Entries shown →
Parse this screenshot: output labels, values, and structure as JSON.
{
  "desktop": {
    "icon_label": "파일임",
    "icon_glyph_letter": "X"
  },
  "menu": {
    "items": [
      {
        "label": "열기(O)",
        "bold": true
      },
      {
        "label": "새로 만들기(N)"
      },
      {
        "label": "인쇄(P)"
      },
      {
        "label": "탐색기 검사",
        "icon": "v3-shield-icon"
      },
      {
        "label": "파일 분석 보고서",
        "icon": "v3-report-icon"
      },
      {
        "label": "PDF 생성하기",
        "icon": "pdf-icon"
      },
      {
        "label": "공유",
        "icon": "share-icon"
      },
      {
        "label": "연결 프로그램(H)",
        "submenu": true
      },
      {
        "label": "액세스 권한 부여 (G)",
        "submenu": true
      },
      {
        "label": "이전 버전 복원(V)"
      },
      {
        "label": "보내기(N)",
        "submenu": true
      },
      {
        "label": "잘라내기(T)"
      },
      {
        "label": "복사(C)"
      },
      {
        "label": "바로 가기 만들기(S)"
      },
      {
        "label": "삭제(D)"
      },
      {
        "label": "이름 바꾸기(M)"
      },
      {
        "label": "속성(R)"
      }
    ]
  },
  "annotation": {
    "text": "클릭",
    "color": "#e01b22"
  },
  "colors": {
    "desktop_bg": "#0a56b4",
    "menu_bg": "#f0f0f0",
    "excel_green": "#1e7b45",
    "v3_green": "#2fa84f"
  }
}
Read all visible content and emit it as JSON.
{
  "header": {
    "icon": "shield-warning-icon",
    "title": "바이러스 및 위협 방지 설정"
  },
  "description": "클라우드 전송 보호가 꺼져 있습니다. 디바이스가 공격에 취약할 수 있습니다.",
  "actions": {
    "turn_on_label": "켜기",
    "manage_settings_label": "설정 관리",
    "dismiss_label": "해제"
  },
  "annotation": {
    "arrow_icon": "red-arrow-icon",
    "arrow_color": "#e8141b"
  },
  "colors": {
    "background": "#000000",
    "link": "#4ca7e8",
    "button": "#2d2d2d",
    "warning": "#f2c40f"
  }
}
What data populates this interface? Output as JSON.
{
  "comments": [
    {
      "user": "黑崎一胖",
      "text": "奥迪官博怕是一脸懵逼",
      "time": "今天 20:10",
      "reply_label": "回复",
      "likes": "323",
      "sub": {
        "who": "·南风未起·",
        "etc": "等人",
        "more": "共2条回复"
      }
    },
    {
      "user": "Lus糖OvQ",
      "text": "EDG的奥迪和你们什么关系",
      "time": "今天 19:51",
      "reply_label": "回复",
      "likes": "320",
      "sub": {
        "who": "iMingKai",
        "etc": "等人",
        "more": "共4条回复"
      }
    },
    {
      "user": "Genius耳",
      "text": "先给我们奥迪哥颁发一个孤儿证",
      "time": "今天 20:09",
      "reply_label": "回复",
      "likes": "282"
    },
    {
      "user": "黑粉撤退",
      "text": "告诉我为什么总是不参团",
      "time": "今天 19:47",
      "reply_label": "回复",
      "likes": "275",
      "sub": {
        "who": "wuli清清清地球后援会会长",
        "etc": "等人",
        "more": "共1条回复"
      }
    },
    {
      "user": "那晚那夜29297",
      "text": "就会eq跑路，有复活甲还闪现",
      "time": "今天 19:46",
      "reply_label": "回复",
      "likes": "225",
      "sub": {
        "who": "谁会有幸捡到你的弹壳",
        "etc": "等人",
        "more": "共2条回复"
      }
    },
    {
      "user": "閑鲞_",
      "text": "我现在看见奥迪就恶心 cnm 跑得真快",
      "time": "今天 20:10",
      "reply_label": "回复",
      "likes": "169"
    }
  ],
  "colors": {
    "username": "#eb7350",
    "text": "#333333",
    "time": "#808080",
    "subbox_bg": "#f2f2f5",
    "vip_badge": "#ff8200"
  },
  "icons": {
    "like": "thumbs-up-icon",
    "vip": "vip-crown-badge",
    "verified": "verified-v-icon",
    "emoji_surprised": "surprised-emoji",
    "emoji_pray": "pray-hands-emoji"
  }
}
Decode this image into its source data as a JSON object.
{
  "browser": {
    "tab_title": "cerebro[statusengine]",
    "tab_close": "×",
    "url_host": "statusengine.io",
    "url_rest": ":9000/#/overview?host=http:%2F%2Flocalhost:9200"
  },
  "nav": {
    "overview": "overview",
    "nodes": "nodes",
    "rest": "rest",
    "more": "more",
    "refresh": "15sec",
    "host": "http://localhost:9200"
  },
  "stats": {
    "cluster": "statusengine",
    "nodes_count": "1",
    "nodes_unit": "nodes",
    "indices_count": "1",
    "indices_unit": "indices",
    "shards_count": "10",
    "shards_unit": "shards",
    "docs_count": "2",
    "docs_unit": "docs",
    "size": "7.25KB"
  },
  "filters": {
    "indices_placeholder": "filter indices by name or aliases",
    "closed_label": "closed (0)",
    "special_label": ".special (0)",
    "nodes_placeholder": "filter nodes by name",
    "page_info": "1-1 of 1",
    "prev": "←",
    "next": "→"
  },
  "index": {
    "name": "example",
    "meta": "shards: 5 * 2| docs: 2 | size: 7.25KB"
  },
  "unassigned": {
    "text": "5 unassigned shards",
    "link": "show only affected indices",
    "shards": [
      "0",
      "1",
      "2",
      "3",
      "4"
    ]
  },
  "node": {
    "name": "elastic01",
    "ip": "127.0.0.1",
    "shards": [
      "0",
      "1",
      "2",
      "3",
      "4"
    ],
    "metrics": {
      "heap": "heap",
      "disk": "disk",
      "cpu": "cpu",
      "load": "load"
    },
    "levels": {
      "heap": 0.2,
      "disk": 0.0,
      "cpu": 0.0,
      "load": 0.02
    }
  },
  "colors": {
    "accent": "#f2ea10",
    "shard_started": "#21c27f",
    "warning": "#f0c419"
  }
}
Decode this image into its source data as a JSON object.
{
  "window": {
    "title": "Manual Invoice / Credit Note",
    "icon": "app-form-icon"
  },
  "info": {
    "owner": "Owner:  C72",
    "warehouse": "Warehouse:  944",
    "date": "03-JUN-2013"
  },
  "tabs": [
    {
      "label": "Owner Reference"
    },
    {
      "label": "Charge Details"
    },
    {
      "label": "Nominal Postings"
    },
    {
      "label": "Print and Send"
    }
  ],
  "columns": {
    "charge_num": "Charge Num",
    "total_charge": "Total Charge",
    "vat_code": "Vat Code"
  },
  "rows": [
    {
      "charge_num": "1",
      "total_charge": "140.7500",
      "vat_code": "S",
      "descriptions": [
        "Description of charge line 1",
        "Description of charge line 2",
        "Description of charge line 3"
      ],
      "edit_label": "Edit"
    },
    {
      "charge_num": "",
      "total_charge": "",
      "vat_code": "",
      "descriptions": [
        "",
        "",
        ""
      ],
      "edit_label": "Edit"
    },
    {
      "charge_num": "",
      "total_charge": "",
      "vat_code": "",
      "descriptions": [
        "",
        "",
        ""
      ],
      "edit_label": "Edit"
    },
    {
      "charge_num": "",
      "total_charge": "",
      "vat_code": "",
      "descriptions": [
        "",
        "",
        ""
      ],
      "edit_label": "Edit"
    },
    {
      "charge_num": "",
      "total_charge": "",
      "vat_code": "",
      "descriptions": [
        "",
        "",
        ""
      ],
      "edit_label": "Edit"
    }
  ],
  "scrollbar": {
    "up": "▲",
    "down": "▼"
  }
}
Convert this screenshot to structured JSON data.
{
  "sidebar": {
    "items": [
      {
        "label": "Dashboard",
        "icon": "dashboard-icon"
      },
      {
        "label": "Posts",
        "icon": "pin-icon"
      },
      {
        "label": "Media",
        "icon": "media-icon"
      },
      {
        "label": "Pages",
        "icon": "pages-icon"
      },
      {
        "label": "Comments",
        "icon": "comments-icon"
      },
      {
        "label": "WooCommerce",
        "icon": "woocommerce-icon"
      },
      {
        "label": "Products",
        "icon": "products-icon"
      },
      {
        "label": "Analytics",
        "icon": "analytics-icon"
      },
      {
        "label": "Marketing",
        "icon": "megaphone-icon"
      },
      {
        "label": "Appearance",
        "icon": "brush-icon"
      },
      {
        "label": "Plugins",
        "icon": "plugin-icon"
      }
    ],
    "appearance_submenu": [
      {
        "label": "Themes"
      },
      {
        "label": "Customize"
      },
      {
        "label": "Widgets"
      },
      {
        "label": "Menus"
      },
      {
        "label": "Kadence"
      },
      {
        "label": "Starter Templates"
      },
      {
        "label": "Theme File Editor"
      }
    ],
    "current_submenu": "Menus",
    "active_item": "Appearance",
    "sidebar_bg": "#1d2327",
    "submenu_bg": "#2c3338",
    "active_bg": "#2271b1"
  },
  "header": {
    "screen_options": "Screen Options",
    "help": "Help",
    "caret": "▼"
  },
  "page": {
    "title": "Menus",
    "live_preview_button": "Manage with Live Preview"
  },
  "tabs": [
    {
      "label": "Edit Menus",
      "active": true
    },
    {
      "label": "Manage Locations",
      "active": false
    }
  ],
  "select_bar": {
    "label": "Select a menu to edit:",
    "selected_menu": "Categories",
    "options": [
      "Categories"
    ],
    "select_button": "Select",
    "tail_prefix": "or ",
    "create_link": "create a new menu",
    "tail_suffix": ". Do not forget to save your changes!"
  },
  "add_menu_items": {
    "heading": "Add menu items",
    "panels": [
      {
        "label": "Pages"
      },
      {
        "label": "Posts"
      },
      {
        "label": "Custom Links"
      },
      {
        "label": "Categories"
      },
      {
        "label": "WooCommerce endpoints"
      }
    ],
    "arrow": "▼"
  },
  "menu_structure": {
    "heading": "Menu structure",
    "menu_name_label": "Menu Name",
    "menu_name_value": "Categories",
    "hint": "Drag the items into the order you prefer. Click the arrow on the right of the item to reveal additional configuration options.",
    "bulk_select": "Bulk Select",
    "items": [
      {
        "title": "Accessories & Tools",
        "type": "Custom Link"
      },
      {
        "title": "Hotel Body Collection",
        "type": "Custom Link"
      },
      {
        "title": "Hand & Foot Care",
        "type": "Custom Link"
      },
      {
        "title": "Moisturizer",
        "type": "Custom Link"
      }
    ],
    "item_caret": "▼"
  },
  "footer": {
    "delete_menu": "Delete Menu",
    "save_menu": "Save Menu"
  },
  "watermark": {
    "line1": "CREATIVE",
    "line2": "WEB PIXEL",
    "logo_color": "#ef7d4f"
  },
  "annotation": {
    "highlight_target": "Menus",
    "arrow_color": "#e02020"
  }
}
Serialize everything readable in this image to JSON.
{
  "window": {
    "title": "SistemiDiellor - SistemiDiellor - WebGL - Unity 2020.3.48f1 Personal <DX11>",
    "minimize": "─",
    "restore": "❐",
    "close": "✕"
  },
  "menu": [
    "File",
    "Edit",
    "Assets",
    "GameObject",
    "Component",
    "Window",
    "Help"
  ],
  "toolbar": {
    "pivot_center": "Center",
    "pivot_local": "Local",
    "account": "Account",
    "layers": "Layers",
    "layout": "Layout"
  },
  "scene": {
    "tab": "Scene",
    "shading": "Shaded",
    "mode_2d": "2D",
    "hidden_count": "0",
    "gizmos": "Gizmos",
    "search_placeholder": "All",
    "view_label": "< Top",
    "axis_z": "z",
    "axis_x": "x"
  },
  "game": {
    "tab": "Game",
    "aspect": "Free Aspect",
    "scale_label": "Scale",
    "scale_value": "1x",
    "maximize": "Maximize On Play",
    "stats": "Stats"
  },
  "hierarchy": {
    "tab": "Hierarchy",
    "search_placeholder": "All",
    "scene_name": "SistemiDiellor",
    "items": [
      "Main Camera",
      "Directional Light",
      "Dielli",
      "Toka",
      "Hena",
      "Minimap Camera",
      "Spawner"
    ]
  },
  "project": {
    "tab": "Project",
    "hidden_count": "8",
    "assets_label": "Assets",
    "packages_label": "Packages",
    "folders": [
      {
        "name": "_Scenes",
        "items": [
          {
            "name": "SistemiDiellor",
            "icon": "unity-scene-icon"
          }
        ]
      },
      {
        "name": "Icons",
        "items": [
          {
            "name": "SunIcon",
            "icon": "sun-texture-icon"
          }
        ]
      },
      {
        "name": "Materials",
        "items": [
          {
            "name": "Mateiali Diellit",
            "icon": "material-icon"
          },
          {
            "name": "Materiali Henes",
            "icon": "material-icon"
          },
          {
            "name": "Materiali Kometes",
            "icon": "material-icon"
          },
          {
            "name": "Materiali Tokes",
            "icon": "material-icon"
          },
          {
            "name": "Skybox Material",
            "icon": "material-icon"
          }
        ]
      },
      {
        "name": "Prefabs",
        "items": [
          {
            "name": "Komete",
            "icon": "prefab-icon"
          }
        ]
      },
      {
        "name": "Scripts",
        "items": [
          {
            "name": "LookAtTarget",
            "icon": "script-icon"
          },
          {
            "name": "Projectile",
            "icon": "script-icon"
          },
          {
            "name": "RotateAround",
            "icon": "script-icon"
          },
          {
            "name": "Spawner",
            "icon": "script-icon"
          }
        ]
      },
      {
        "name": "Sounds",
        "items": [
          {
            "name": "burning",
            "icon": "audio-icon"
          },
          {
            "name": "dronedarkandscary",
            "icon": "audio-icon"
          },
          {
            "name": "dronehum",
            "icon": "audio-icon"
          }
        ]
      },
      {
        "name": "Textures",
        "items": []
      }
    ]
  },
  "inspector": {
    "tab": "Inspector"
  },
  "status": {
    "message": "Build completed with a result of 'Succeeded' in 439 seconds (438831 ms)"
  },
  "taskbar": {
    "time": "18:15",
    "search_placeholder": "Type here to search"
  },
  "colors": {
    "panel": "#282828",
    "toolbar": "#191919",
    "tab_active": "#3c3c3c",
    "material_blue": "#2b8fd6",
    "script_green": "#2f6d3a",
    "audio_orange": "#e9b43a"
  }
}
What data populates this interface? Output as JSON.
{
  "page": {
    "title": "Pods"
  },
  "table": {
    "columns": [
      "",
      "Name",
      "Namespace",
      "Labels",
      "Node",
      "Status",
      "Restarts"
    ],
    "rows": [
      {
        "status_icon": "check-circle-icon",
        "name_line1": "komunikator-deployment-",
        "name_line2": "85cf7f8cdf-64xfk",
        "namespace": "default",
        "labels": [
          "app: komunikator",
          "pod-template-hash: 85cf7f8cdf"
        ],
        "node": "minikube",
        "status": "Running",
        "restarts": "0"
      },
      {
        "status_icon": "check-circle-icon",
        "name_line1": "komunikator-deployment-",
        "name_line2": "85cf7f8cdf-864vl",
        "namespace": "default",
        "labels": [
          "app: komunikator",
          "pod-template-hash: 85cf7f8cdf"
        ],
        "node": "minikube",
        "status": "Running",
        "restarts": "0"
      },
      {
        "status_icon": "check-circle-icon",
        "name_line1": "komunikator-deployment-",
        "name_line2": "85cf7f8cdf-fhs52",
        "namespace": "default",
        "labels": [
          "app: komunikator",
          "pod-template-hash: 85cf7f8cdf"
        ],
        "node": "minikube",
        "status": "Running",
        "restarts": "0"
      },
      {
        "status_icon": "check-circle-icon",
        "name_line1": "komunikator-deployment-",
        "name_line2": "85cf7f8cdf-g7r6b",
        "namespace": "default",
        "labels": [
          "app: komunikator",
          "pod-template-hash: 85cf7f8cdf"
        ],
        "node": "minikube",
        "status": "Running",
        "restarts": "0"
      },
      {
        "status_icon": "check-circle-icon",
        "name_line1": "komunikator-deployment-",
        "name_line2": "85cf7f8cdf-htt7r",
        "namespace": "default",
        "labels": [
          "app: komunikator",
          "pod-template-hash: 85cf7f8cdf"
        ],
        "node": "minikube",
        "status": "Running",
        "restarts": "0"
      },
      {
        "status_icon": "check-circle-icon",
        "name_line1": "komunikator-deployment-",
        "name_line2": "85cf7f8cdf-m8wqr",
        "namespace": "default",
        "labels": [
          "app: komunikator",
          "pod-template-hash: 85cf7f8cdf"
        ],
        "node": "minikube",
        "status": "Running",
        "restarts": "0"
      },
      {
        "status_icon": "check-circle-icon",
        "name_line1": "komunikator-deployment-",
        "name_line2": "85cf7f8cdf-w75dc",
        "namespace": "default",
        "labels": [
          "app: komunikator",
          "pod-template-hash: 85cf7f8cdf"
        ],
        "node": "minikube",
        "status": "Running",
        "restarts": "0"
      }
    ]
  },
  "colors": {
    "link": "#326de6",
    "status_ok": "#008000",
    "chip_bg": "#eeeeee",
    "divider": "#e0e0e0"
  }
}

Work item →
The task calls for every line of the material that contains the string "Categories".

Result for this exercise →
    "selected_menu": "Categories",
      "Categories"
        "label": "Categories"
    "menu_name_value": "Categories",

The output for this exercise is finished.